Katie Rooks arrived in Southeast Alaska, Prince of Wales Island, in 2004. Katie grew up in Northfield, Minnesota, where she earned an undergraduate degree from St. Olaf College in 1999. Although her B.A. was in English Education, Katie decided shortly after graduation that she had to pursue an occupation that included work in the outdoors, her primary passion.
She moved to Ely, Minnesota, where she applied for work with the Forest Service and also attended Vermillion Community College, earning another degree in Natural Resources Technology. Katie spent the summer seasons of 2002 and 2003 working as a Wildland Firefighter. During this time, she traveled west to fight forest fires and was irreversibly drawn to the mountains, streams, and waters of the West Coast.

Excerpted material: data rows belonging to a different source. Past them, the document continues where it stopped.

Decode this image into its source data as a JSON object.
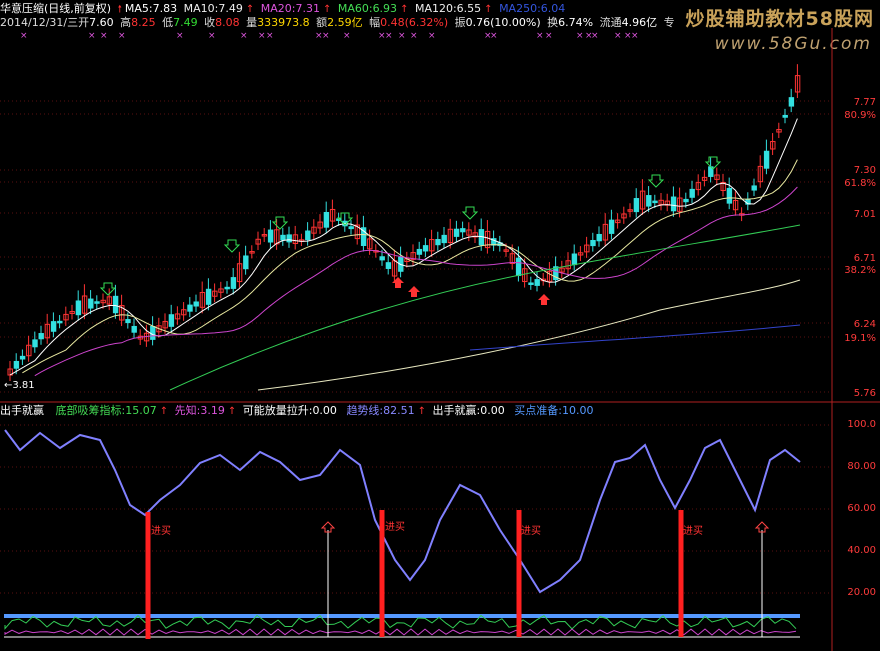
{
  "header": {
    "title": "华意压缩(日线,前复权)",
    "ma5_label": "MA5:",
    "ma5": "7.83",
    "ma10_label": "MA10:",
    "ma10": "7.49",
    "ma20_label": "MA20:",
    "ma20": "7.31",
    "ma60_label": "MA60:",
    "ma60": "6.93",
    "ma120_label": "MA120:",
    "ma120": "6.55",
    "ma250_label": "MA250:",
    "ma250": "6.04",
    "date": "2014/12/31/三",
    "open_label": "开",
    "open": "7.60",
    "high_label": "高",
    "high": "8.25",
    "low_label": "低",
    "low": "7.49",
    "close_label": "收",
    "close": "8.08",
    "volume_label": "量",
    "volume": "333973.8",
    "amount_label": "额",
    "amount": "2.59亿",
    "change_label": "幅",
    "change": "0.48(6.32%)",
    "amplitude_label": "振",
    "amplitude": "0.76(10.00%)",
    "turnover_label": "换",
    "turnover": "6.74%",
    "float_label": "流通",
    "float": "4.96亿",
    "extra": "专"
  },
  "watermark": {
    "text": "炒股辅助教材58股网",
    "url": "www.58Gu.com"
  },
  "price_axis": [
    {
      "label": "7.77"
    },
    {
      "label": "80.9%"
    },
    {
      "label": "7.30"
    },
    {
      "label": "61.8%"
    },
    {
      "label": "7.01"
    },
    {
      "label": "6.71"
    },
    {
      "label": "38.2%"
    },
    {
      "label": "6.24"
    },
    {
      "label": "19.1%"
    },
    {
      "label": "5.76"
    }
  ],
  "low_marker": "3.81",
  "indicator": {
    "name": "出手就赢",
    "bottom_label": "底部吸筹指标:",
    "bottom_value": "15.07",
    "xianzhi_label": "先知:",
    "xianzhi_value": "3.19",
    "pull_label": "可能放量拉升:",
    "pull_value": "0.00",
    "trend_label": "趋势线:",
    "trend_value": "82.51",
    "win_label": "出手就赢:",
    "win_value": "0.00",
    "buy_label": "买点准备:",
    "buy_value": "10.00"
  },
  "indicator_axis": [
    {
      "label": "100.0"
    },
    {
      "label": "80.00"
    },
    {
      "label": "60.00"
    },
    {
      "label": "40.00"
    },
    {
      "label": "20.00"
    }
  ],
  "signals": [
    {
      "text": "进买"
    },
    {
      "text": "进买"
    },
    {
      "text": "进买"
    },
    {
      "text": "进买"
    }
  ],
  "colors": {
    "up": "#ff3333",
    "down": "#33e0e0",
    "ma5": "#ffffff",
    "ma10": "#e8e8a0",
    "ma20": "#cc44cc",
    "ma60": "#33cc55",
    "ma120": "#e8e8c0",
    "ma250": "#3344cc",
    "trend": "#8080ff",
    "baseline": "#5599ff"
  }
}
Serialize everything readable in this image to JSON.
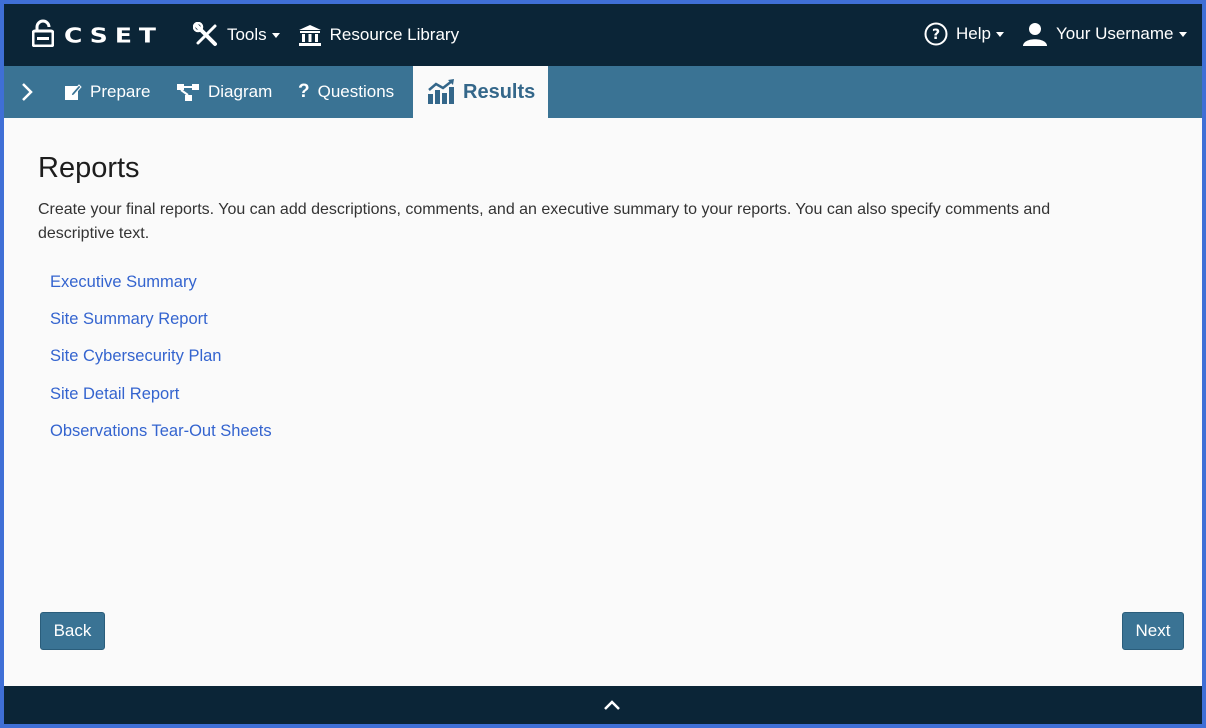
{
  "app": {
    "logo_text": "CSET"
  },
  "topnav": {
    "tools_label": "Tools",
    "resource_library_label": "Resource Library",
    "help_label": "Help",
    "username_label": "Your Username"
  },
  "tabs": {
    "prepare": "Prepare",
    "diagram": "Diagram",
    "questions": "Questions",
    "results": "Results"
  },
  "main": {
    "title": "Reports",
    "intro": "Create your final reports. You can add descriptions, comments, and an executive summary to your reports. You can also specify comments and descriptive text.",
    "reports": [
      "Executive Summary",
      "Site Summary Report",
      "Site Cybersecurity Plan",
      "Site Detail Report",
      "Observations Tear-Out Sheets"
    ]
  },
  "buttons": {
    "back": "Back",
    "next": "Next"
  },
  "colors": {
    "navbar": "#0b2537",
    "tabbar": "#3a7394",
    "link": "#3464cf",
    "frame": "#3f6fd6"
  },
  "icons": {
    "logo": "padlock-icon",
    "tools": "wrench-screwdriver-icon",
    "library": "bank-icon",
    "help": "question-circle-icon",
    "user": "user-icon",
    "sidebar": "chevron-right-icon",
    "prepare": "edit-icon",
    "diagram": "network-icon",
    "questions": "question-mark-icon",
    "results": "chart-trend-icon",
    "footer": "chevron-up-icon"
  }
}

In early 2004, she saw a job posting for a recreation position on Prince of Wales Island, with the Forest Service in Alaska, and decided to pursue that opportunity. Upon stepping off the ferry, Katie fell in love with Southeast Alaska and the Tongass National Forest. Her first summer on POW was perhaps the best summer of her life, where she combined her love of working with young people and her love of outdoor work as a Youth Conservation Corps crew leader. Katie worked her way up the ladder, holding several different positions at the Forest Service. She then earned a master’s degree in Recreation and Park Management from Frostburg State University in MD in 2015.
In 2017, Katie left the Forest Service to start her own Outfitter-Guide company, Prince of Wales Excursion Outfitter. However, she was still eager to achieve more in terms of protecting and working for the Tongass, as she had seen large tracts of old-growth forests continue to be logged while living on Prince of Wales Island, and had seen the consequences first-hand.
Katie is thrilled to become part of the SEACC family and plans to put her knowledge, skills, and expertise to good use as we move forward into a new era of forest management in Southeast Alaska.
Raylynn Lawless, Office Manager
Though she was born down south in Oregon, Raylynn fell in love with Juneau and the Tongass National Forest when she would visit family for the summer and winter holidays. When she was 15 she decided to relocate from the high deserts of Oregon to the lush temperate rainforest of Southeast Alaska, where the love of nature and adventure runs deep.
Raylynn graduated from Juneau Douglas High School in 2008 and immediately began traveling between Oregon, Sweden, and New Zealand until she returned to Alaska and began pursuing her passion for gardening. In addition to managing an office full of SEACC team members, Raylynn is currently attending the Chestnut School of Herbal Medicine to become an herbalist and Medicinal Herb Farmer. She is also a novice beekeeper, who has been keeping healthy happy bees in our temperate climate.
When Raylynn is not playing in the garden, harvesting medicinal herbs, or loving on her bees, she can be found fishing, camping, and adventuring with her two amazing dogs and wonderful husband.